__Assignment__:
In the entries that follow, find every line containing "true" and copy it.

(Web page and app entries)
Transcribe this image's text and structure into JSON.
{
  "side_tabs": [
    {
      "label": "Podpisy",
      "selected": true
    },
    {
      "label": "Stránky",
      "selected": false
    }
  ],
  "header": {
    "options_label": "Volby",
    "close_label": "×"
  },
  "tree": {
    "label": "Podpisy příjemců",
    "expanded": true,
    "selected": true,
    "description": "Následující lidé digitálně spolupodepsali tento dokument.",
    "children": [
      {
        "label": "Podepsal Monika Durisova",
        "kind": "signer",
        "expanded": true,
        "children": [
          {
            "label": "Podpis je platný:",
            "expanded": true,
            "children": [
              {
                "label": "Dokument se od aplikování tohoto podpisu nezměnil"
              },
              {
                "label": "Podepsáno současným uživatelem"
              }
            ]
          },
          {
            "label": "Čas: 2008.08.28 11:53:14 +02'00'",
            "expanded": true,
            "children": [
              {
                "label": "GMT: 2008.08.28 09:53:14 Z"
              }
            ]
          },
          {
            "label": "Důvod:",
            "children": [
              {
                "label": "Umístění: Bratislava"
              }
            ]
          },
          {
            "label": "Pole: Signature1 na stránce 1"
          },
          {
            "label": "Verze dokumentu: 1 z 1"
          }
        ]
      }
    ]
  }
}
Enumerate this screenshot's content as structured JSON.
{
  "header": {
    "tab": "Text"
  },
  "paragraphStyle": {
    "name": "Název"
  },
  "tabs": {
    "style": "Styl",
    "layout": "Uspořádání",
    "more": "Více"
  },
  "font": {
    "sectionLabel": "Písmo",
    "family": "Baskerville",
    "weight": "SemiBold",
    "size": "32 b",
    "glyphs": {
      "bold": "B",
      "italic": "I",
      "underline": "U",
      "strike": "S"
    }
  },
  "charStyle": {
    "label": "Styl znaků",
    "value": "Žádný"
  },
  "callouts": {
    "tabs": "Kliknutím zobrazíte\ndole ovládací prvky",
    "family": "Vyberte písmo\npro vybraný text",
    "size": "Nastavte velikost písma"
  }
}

__Exercise result__:
      "selected": true
    "expanded": true,
    "selected": true,
        "expanded": true,
            "expanded": true,
            "expanded": true,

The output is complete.